“My advice for UnidosUS Affiliates who might want to do something like this would be to focus on pre-planning and have clear expected outcomes with the partnerships they currently hold,” he said.
Meanwhile Villa was grateful to see that the Rice University program had intentionally chosen a broad cross-section of socio-economic and cultural experiences, and that the students spoke very specifically about going away to college. She could relate because she was the first in her family to attend college, and going away to school made all the difference.
“My parents are farmworkers, I grew up in the community, and all of that, but if I hadn’t left, I probably would have continued in farm work and probably would have dropped out in the first semester,” said Villa, who, like some of the Rice University students, worried about being a minority at college. In fact, she found herself in the predominately White town of Pensacola, Florida for her studies at University of West Florida.
“Attending a university where less than 10% of students identified as Hispanic was an eye-opening experience for me,” she said. “As an undergrad, I quickly learned that many of my peers had never met a farmworker before, much less knew that they existed. This experience taught me to find my voice and use it to teach others about the farmworker community—my community. While I graduated years ago, I have maintained the friendships that came out of this experience and it’s good to hear the support that they have for the Latino community now,” Villa added.

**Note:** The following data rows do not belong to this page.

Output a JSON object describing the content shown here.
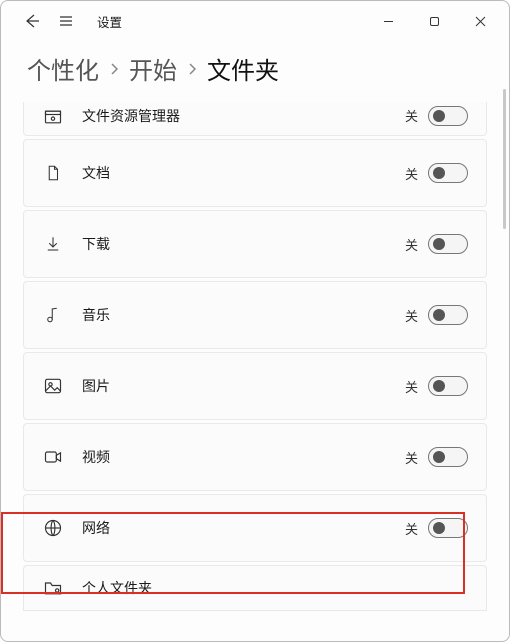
{
  "titlebar": {
    "title": "设置"
  },
  "breadcrumb": {
    "items": [
      {
        "label": "个性化"
      },
      {
        "label": "开始"
      },
      {
        "label": "文件夹"
      }
    ]
  },
  "state_off": "关",
  "rows": [
    {
      "icon": "file-explorer-icon",
      "label": "文件资源管理器",
      "state_key": "state_off",
      "on": false
    },
    {
      "icon": "document-icon",
      "label": "文档",
      "state_key": "state_off",
      "on": false
    },
    {
      "icon": "download-icon",
      "label": "下载",
      "state_key": "state_off",
      "on": false
    },
    {
      "icon": "music-icon",
      "label": "音乐",
      "state_key": "state_off",
      "on": false
    },
    {
      "icon": "pictures-icon",
      "label": "图片",
      "state_key": "state_off",
      "on": false
    },
    {
      "icon": "videos-icon",
      "label": "视频",
      "state_key": "state_off",
      "on": false
    },
    {
      "icon": "network-icon",
      "label": "网络",
      "state_key": "state_off",
      "on": false,
      "highlight": true
    },
    {
      "icon": "personal-folder-icon",
      "label": "个人文件夹",
      "state_key": "state_off",
      "on": false
    }
  ]
}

On the other hand, Rice University student Avery Bullock might be White, but she didn’t arrive to college with all the privileges so often ascribed to that demographic group. She’s the first to attend college in her family, noting that her parents had her when they were teenagers, making hard for them to seek advanced degrees.
“I’m definitely a low-income student, and the only reason I was able to go here was because of scholarships,” she said. “It was not an easy ride.”
Growing up outside Fort Worth, Texas, she knew nothing of college readiness programs, so learning about MAC was an excellent opportunity to witness community engagement.
“Something as amazing as this could have a really big impact. I think that there are places all over that could benefit from these exact same kinds of services, and I wish more of them existed,” said Bullock, a freshman who is currently majoring in psychology. She’s also considering two minors: one in anthropology and the other in poverty, justice, and human capabilities.
For Rice University sociology major Nery Perez, the biggest lesson was how much more enlightening it is to engage in community fieldwork and exchange by tapping into local leaders and organizations like MAC.
“A lot of sociology is going into different communities and learning about how they work, the different interactions, and something really important I’ve learned during this trip is that me, being an outsider, I can’t do that by myself,” he said. “It’s about making sure we make personal connections.”